Jesus didn’t choose the educated, the upper class, the elite, the well to do. Jesus didn’t choose the best of the best. He chose the leftovers, the forgotten, the ignored.

Jesus chooses us, too.

Jesus chooses you and me. With our embarrassing laugh and weird fashion sense, he thinks we are cool. With our cowlicks and acne, he thinks we are beautiful, just like we are.

And we, Jesus’ chosen, are to do the same. We are to see the beauty in others. We are to include the excluded. We are to welcome the stranger, the misfit, the weirdo.

There are no misfits with Jesus. He loves us all, and we are to extend that same love and acceptance to everyone. In the same way that we are loved and chosen, we are to love and choose others.

(Written on retreat, 1-17-14, 7:45 pm)

Yoga out in the wild

If you want to get some strange looks, do tree pose in the middle of the hardware section of Lowe’s.

It isn’t like I was doing warrior three or pigeon. I’d chosen a pose that was fairly normal, something that is recognizable as a yoga pose. Sure, it isn’t a normal place to do it, but it is a normal yoga pose. People who don’t do yoga would know it was a yoga pose.

I’ve not been able to practice yoga properly in a while because I’ve sprained my wrist. I’m having to rethink everything. I don’t know a lot of poses, so not being able to use my hands has cut down my already small repertoire to very little.

Plus, I’m kind of bored with yoga.

I’ve noticed I’m making less and less time for it. I’ve noticed that I don’t look forward to it. The weekly class isn’t a challenge anymore. The music and the moves are the same. Even animals in a zoo get different activities every now and then to keep their interest.

Sometimes I think that I’m using all of this as an excuse to not do something I know to be good for me. But then sometimes I think that maybe there is more to yoga than the poses, and I’m tuning into that. Why keep practicing something when you’ve learned the lesson?

Now, sure, I need to stretch. Every body needs to move. And balancing poses are good not only for the body but the mind.

So there I was, doing tree pose in Lowe’s. We’d already looked at a stove and some cabinet handles. Things need to get replaced every now and then in older houses. My husband had gone off to look for something else and left me with the cart. I was getting bored and had already checked Facebook and my email. In all reality I wanted a nap but I knew I couldn’t get away with that.
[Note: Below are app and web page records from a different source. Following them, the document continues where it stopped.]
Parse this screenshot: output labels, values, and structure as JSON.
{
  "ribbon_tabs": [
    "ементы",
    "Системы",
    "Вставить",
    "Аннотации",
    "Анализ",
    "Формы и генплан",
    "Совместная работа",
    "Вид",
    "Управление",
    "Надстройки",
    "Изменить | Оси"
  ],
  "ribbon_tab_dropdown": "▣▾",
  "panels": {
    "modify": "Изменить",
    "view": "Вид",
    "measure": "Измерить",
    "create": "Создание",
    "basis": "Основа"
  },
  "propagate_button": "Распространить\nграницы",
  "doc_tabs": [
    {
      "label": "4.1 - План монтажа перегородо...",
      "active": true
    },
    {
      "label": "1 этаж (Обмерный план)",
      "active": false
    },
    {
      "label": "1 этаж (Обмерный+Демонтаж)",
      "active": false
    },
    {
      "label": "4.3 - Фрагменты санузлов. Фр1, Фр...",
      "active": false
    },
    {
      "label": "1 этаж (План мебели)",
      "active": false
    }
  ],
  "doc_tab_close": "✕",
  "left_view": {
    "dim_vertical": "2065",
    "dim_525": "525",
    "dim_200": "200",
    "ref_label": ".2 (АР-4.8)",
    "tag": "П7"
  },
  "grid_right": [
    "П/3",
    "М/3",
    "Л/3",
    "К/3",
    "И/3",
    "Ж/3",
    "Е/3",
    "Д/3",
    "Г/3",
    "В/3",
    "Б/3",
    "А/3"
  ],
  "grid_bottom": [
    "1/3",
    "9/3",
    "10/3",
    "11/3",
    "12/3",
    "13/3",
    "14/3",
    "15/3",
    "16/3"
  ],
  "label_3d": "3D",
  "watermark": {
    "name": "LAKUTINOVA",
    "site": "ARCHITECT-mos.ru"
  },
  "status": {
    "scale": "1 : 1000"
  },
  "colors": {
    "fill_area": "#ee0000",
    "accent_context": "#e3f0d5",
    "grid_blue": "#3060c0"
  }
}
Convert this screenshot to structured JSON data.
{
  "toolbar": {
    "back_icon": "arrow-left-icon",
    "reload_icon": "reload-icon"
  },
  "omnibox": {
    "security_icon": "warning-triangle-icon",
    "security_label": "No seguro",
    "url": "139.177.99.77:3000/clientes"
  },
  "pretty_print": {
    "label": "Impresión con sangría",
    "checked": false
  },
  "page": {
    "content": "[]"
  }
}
I’d pulled the cart out of the smaller aisle to not be in the way. I decided to take my coat and hat off because I was getting hot and that was contributing to my lethargy. I was alternating between wanting to be ignored and wanting to stick out. This is a fairly normal space for me to be.

I was standing behind the cart to not be too obvious. I had my hands in prayer position. If I’d wanted to really not stick out I could have left them down. Or I could have done mountain pose or forward fold.

I even announced what I was doing, quietly, but I said it, so perhaps it wouldn’t seem so strange. No luck there. The clerk in the window replacement section sort of glared at me and shook his head. He had a glum expression on his face the whole time anyway, so maybe he’s just somebody who can’t handle individual expression. I can tell he represses himself a lot. He’s faking being something he’s not, and it makes him stiff.

Maybe that was the reason I did that pose right there and then. Maybe of all people, he needed to see someone being different.

Who am I kidding? It was fun to be weird. It was fun to be childlike. I did it for me first. If someone else got a benefit out of it, cool.

I think I’ll do it again. Some of my favorite pictures in yoga magazines are when people do their poses out in the real world and not on a mat. I love it when they match their pose to whatever structure is around them. Now I’m going to go on a quest to find places that fit the poses. Then I’ll have to convince my husband to not only not laugh at me, but to also take a picture so I can share it.